[TASK ITEM]
For each record, copy the text exactly and omit any picture it holds.

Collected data
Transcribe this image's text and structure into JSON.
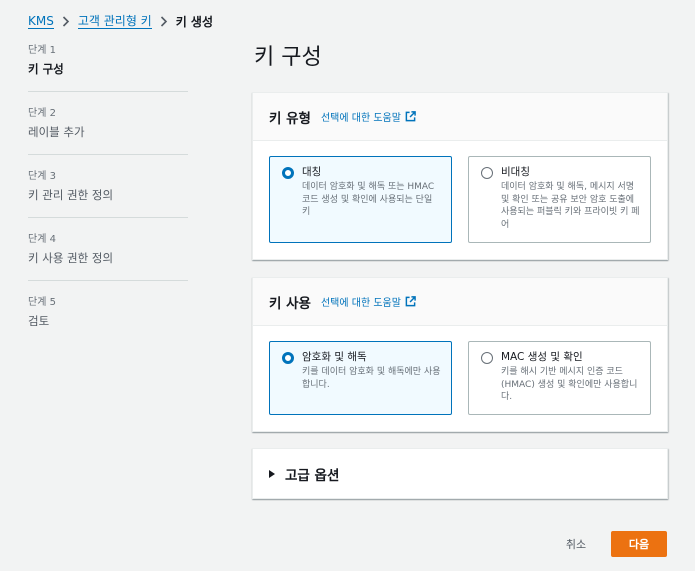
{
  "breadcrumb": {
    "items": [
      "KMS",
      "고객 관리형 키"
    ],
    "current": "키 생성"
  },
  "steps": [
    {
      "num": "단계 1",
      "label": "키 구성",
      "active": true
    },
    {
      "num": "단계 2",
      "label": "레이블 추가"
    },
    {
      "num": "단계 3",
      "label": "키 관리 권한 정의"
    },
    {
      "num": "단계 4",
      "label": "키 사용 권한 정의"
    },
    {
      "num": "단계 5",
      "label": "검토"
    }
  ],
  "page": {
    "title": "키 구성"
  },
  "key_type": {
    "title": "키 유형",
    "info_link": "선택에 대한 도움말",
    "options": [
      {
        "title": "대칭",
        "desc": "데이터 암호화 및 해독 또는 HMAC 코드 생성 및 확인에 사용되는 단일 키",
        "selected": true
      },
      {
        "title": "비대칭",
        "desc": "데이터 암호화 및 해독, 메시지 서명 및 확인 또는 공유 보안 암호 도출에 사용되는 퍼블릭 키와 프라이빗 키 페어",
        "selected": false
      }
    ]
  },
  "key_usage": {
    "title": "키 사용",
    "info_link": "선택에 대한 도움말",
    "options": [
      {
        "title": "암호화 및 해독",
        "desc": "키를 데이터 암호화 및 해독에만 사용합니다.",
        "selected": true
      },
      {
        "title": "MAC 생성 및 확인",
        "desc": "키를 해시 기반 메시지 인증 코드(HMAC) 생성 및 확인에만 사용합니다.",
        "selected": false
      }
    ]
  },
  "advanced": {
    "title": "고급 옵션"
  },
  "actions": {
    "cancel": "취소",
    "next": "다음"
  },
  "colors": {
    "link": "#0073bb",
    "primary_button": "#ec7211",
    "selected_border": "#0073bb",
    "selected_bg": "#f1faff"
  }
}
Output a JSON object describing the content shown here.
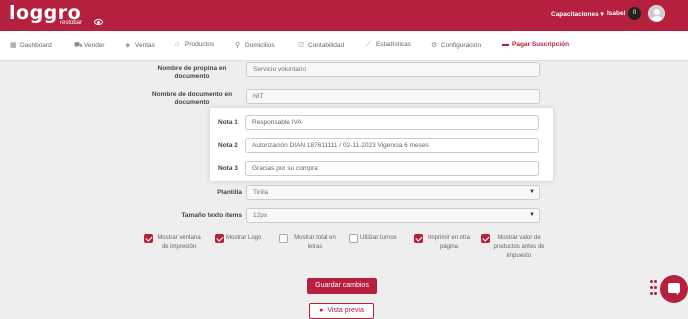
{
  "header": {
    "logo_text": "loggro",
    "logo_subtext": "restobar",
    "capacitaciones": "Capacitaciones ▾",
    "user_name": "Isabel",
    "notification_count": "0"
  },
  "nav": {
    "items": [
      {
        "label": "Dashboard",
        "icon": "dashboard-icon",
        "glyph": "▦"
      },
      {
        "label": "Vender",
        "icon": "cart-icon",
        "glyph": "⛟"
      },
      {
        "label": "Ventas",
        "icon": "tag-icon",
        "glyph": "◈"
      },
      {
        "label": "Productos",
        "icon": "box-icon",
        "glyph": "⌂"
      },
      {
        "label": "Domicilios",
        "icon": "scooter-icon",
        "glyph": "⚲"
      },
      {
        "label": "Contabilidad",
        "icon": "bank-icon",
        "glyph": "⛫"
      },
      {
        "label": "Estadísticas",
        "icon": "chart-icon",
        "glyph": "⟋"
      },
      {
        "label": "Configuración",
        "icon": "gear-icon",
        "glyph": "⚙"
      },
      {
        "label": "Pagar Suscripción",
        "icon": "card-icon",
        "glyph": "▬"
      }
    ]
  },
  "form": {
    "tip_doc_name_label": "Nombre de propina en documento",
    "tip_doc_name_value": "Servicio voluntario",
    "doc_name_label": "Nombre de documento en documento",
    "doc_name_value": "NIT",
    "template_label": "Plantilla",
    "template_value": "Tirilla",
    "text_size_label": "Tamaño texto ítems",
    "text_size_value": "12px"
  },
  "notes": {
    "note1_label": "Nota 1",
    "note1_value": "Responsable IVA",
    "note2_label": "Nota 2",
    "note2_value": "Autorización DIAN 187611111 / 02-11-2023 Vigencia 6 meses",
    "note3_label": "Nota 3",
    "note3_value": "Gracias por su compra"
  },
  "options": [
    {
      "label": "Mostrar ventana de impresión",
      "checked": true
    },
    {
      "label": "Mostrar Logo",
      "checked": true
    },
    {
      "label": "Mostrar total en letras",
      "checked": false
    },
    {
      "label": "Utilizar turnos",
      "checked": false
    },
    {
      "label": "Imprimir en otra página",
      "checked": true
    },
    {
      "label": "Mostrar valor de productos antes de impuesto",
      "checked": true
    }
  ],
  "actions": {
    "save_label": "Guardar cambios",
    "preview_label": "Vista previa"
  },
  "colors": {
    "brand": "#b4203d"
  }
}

[SOLUTION FOR THIS TASK]
Transcribe this image's text and structure into JSON.
{
  "breadcrumb": {
    "items": [
      "KMS",
      "고객 관리형 키"
    ],
    "current": "키 생성"
  },
  "steps": [
    {
      "num": "단계 1",
      "label": "키 구성",
      "active": true
    },
    {
      "num": "단계 2",
      "label": "레이블 추가"
    },
    {
      "num": "단계 3",
      "label": "키 관리 권한 정의"
    },
    {
      "num": "단계 4",
      "label": "키 사용 권한 정의"
    },
    {
      "num": "단계 5",
      "label": "검토"
    }
  ],
  "page": {
    "title": "키 구성"
  },
  "key_type": {
    "title": "키 유형",
    "info_link": "선택에 대한 도움말",
    "options": [
      {
        "title": "대칭",
        "desc": "데이터 암호화 및 해독 또는 HMAC 코드 생성 및 확인에 사용되는 단일 키",
        "selected": true
      },
      {
        "title": "비대칭",
        "desc": "데이터 암호화 및 해독, 메시지 서명 및 확인 또는 공유 보안 암호 도출에 사용되는 퍼블릭 키와 프라이빗 키 페어",
        "selected": false
      }
    ]
  },
  "key_usage": {
    "title": "키 사용",
    "info_link": "선택에 대한 도움말",
    "options": [
      {
        "title": "암호화 및 해독",
        "desc": "키를 데이터 암호화 및 해독에만 사용합니다.",
        "selected": true
      },
      {
        "title": "MAC 생성 및 확인",
        "desc": "키를 해시 기반 메시지 인증 코드(HMAC) 생성 및 확인에만 사용합니다.",
        "selected": false
      }
    ]
  },
  "advanced": {
    "title": "고급 옵션"
  },
  "actions": {
    "cancel": "취소",
    "next": "다음"
  },
  "colors": {
    "link": "#0073bb",
    "primary_button": "#ec7211",
    "selected_border": "#0073bb",
    "selected_bg": "#f1faff"
  }
}
Output a JSON object describing the content shown here.
{
  "header": {
    "logo_text": "loggro",
    "logo_subtext": "restobar",
    "capacitaciones": "Capacitaciones ▾",
    "user_name": "Isabel",
    "notification_count": "0"
  },
  "nav": {
    "items": [
      {
        "label": "Dashboard",
        "icon": "dashboard-icon",
        "glyph": "▦"
      },
      {
        "label": "Vender",
        "icon": "cart-icon",
        "glyph": "⛟"
      },
      {
        "label": "Ventas",
        "icon": "tag-icon",
        "glyph": "◈"
      },
      {
        "label": "Productos",
        "icon": "box-icon",
        "glyph": "⌂"
      },
      {
        "label": "Domicilios",
        "icon": "scooter-icon",
        "glyph": "⚲"
      },
      {
        "label": "Contabilidad",
        "icon": "bank-icon",
        "glyph": "⛫"
      },
      {
        "label": "Estadísticas",
        "icon": "chart-icon",
        "glyph": "⟋"
      },
      {
        "label": "Configuración",
        "icon": "gear-icon",
        "glyph": "⚙"
      },
      {
        "label": "Pagar Suscripción",
        "icon": "card-icon",
        "glyph": "▬"
      }
    ]
  },
  "form": {
    "tip_doc_name_label": "Nombre de propina en documento",
    "tip_doc_name_value": "Servicio voluntario",
    "doc_name_label": "Nombre de documento en documento",
    "doc_name_value": "NIT",
    "template_label": "Plantilla",
    "template_value": "Tirilla",
    "text_size_label": "Tamaño texto ítems",
    "text_size_value": "12px"
  },
  "notes": {
    "note1_label": "Nota 1",
    "note1_value": "Responsable IVA",
    "note2_label": "Nota 2",
    "note2_value": "Autorización DIAN 187611111 / 02-11-2023 Vigencia 6 meses",
    "note3_label": "Nota 3",
    "note3_value": "Gracias por su compra"
  },
  "options": [
    {
      "label": "Mostrar ventana de impresión",
      "checked": true
    },
    {
      "label": "Mostrar Logo",
      "checked": true
    },
    {
      "label": "Mostrar total en letras",
      "checked": false
    },
    {
      "label": "Utilizar turnos",
      "checked": false
    },
    {
      "label": "Imprimir en otra página",
      "checked": true
    },
    {
      "label": "Mostrar valor de productos antes de impuesto",
      "checked": true
    }
  ],
  "actions": {
    "save_label": "Guardar cambios",
    "preview_label": "Vista previa"
  },
  "colors": {
    "brand": "#b4203d"
  }
}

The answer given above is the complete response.